Ask a pro photographer and he would always insist that you don’t use the on-camera flash. He would give you a number of reasons for not doing that to convince you to buy an external flash and use that off-camera. Simply put, off-camera flash gives much better results than an off-camera flash. However this also where the problem starts.

A lot of amateur photographers using off-camera flash for the first time complain that they have black bands on their photos and they can’t seem to make any head or tail as to why that’s happening. Keep reading if you also have the same problem.

Gellin' 2 YN460 vs 430EX II
Joseph Vasquez Gellin’ 2 YN460 vs 430EX II

 

The culprit is the way your camera shutter works. All single lens reflex cameras (both digital and film) have what is known as a focal plane shutter. A focal plane shutter is located on the camera, right in front of the image medium (film or digital sensor). This focal plane shutter has two shutter curtains that open and closes when the shutter release is pressed. For slower shutter speeds the first curtain opens and travels across the height of the sensor (modern focal plane shutter curtains travel vertically). When it travels to the other end the second curtain starts travelling in order to close the image medium. A flash is fired to sync with this movement and is ideally triggered in between when the first curtain has stopped travelling and before the second curtain has begun to travel.
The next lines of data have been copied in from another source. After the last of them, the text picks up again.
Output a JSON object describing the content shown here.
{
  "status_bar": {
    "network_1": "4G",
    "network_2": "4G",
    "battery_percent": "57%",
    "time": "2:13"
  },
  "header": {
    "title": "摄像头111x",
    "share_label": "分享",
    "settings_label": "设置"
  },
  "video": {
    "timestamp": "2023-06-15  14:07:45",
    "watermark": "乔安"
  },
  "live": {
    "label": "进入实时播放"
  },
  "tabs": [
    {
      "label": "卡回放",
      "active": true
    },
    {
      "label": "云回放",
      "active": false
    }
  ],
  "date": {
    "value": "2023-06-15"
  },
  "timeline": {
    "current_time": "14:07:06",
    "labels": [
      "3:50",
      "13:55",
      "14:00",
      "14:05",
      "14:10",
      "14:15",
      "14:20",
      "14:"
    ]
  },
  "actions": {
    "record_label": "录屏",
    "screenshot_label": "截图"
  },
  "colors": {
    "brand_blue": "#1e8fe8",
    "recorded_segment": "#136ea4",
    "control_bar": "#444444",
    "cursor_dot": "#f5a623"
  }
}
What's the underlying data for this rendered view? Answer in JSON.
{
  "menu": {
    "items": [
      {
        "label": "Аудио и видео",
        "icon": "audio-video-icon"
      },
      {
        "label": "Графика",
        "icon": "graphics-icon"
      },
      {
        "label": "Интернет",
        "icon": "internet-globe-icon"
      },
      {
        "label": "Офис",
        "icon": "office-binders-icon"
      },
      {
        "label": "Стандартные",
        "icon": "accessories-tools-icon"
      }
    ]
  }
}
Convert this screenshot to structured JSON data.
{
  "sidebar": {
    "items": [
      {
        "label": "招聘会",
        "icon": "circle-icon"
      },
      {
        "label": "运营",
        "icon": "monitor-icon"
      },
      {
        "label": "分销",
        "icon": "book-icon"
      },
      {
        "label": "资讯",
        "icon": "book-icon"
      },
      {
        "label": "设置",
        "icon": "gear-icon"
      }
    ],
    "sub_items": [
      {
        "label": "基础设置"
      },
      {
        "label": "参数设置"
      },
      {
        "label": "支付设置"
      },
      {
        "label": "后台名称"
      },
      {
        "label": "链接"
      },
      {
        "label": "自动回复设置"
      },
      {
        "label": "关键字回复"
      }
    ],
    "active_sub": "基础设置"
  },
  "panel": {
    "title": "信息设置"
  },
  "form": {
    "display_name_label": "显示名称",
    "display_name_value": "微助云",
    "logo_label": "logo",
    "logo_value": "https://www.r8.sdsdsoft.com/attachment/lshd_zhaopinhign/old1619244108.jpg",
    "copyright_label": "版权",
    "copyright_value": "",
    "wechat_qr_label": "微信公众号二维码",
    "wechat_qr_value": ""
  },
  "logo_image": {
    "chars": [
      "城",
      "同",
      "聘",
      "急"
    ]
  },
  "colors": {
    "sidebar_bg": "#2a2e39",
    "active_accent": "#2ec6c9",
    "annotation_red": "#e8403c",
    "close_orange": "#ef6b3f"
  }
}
The problem starts when you increase the shutter speed. The above mechanism is repeated till about 1/200 of a second, only quicker. This means the window of opportunity for firing the flash and making a perfectly exposed image becomes smaller and smaller with faster shutter speeds.

You may ask at this point,

“Well, my flash says it can fire at much faster speeds. So, why can’t I beat the camera for speed?”

This is because when you start using even faster shutter speeds say, 1/500 of a second and higher, the above mechanism no longer operates the same way. At such higher shutter speeds the second curtain starts moving to close the image medium even before the first curtain has completed its run. This means essentially, you have a narrow slit which travels across the image medium in order to expose it.

1/250th second sync - EPSN2059lr by Lars Plougmann
1/250th second sync – EPSN2059lr by Lars Plougmann

A narrow slit travelling across the image medium essentially means you cannot expose the whole image at one go. When the flash is fired (at higher speeds) only a part of the image is exposed (the part that was open when the flash was fired). The part that was already closed by the rear curtain (the top part for modern cameras) will have a black band.

The solution is to always use a flash speed that is at least the same or slower than the shutter speed used. This way the flash will have more time to expose the whole of the image as the slit travels across the image medium.

Tressa - Kakaako Photoshoot
Tressa – Kakaako Photoshoot by Kyle Nishioka

Remember, this problem will only crop-up when you are using an off-camera flash. If you are using a pop-up flash or an external flash that is attached to the camera via the hot-shoe or a TTL cable, it will automatically be set to the maximum sync speed allowable (for Nikon cameras it is 1/250 and for Canon 1/200 of a second) for a proper exposure. However, if you are using an incompatible flash mounted on the camera, you will still have to set the flash speed manually.